For years, Terry McMurtrey put off her mammogram because she had no family history of breast cancer. She waited six years between mammograms. Then the day before her mammogram at Clovis Community Medical Center’s Marjorie E. Radin Breast Care Center, she felt something in her left breast.
No time to waste
The mammogram confirmed that something was amiss in her left breast. McMurtrey soon followed the mammogram with a breast ultrasound to get a more complete look and then a biopsy at the Radin Breast Care Center.
Community Medical Centers’ Compliance and Ethics Program earned a full three-year certification from Health Ethics Trust after an on-site visit and extensive review of policies, procedures and other documents.
Community Medical Centers and University of California, San Francisco, Medical Center (UCSF) have signed a formal Letter of Intent to significantly expand pediatric specialty care and the pediatric medical education program at Community hospitals and clinics.

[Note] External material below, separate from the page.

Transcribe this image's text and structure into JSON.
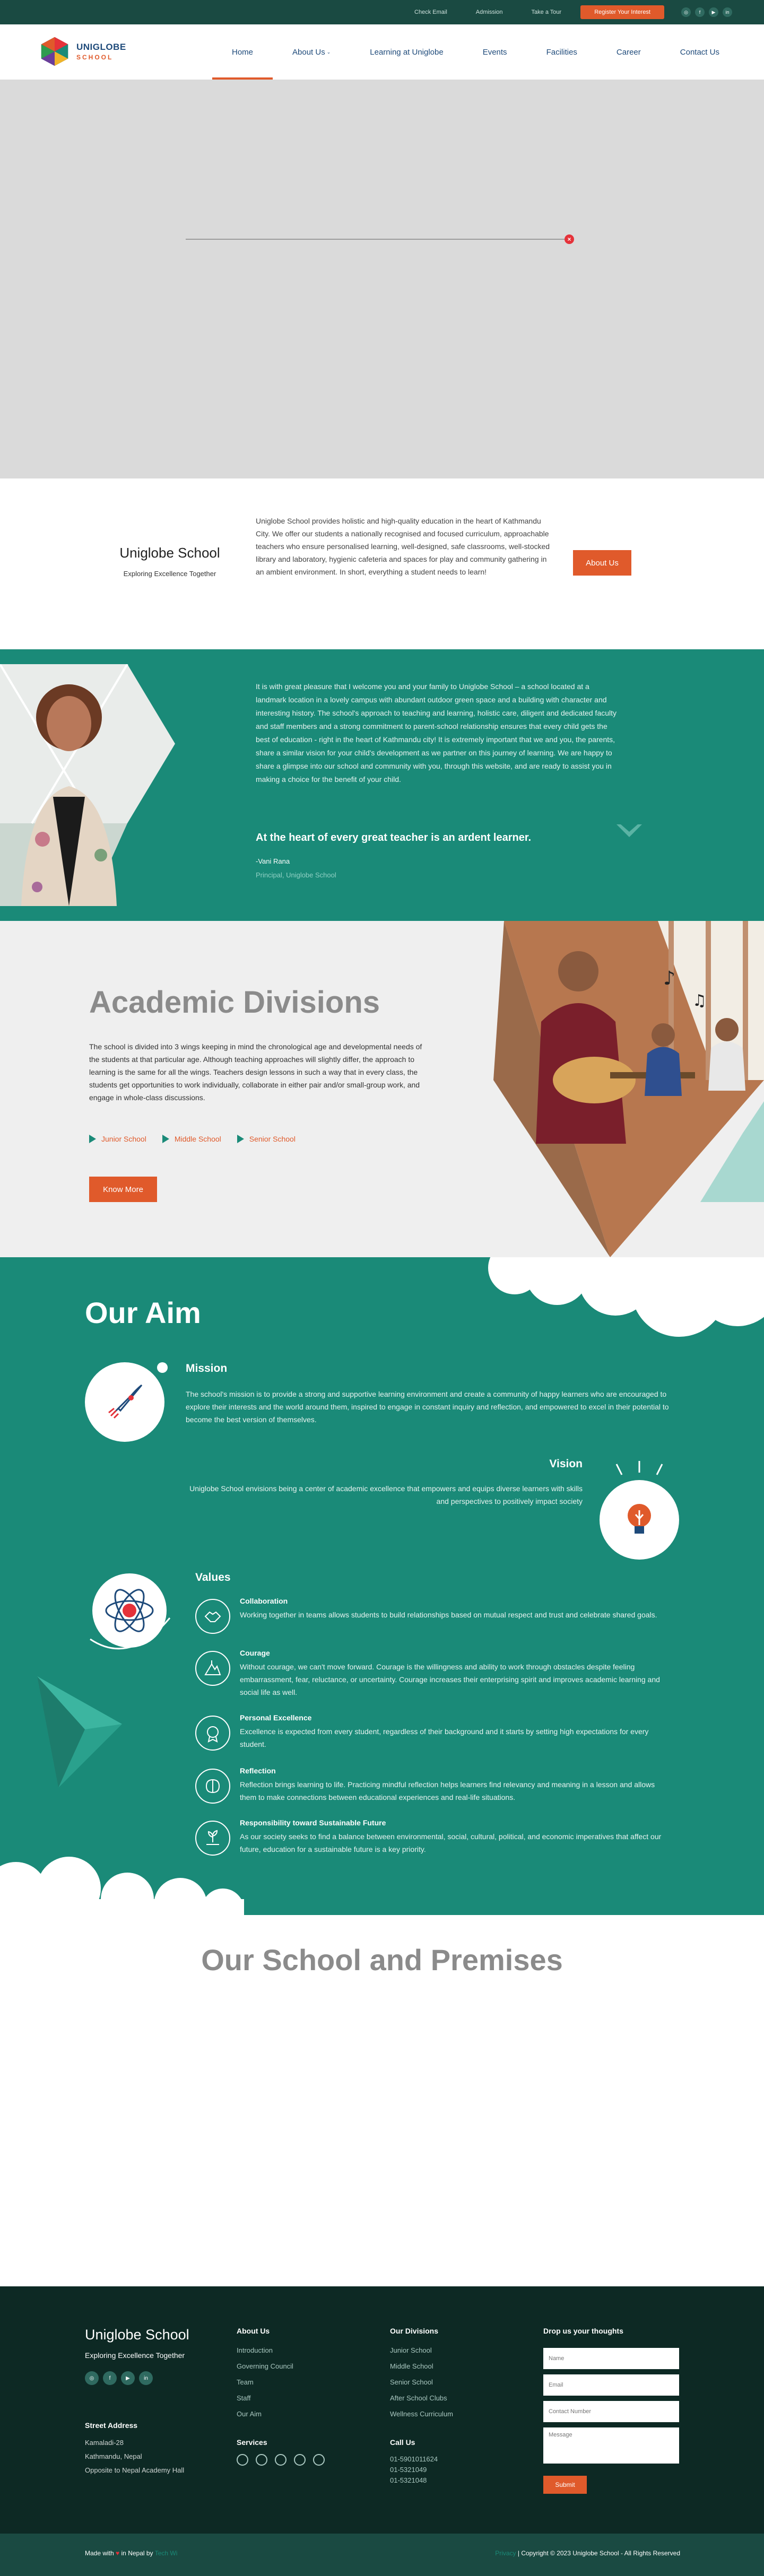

If it wasn’t a broken bone or a sprained ankle, athletes were often encouraged to “shake it off” or “tough it out” and get back in the game. But that’s not the approach at Community Regional Medical Center where health professionals have partnered with others in the community to create a Concussion Consortium. Its goal: to educate local pediatricians and youth sports coaches about the signs and dangers of concussions – especially on developing brains.
Clovis Community Medical Center’s successful participation in a state pilot program with six hospitals has resulted in a new California law that now allows hospitals to become certified to perform certain elective, non-emergency cardiac catheterizations without having open heart surgery programs on site. For many patients that means avoiding significant travel for medical treatment while providing continuity of care with their local physicians.
The GetWell Network turns the television in patients’ rooms throughout Community Medical Centers' three hospitals into an entertainment and education portal where they can watch video education courses and view discharge instructions tailored just for them – in English or Spanish. Such technology shows patients and their families exactly what improvements they must achieve to be discharged and how to make sure healing continues at home, with videos on how to care for stitches and take their follow-up medication.
Stop, drop and roll’ saved 11-year-old Raven from having burns all over his body. Instead, when an outside fire pit flared up and caught his shorts on fire, the flames were smothered before burning his entire body.
“Even though he dropped and rolled, the flames were so big that it singed his hair on the back of his ear,” said Raven’s mom, Lupe De La Torre.
A hospital can be a frightening place – especially if you’re a child and you don’t know what to expect. Community Regional Medical Center has a new Child Life program that helps children and their families in the hospital coping with what could be a very traumatic experience.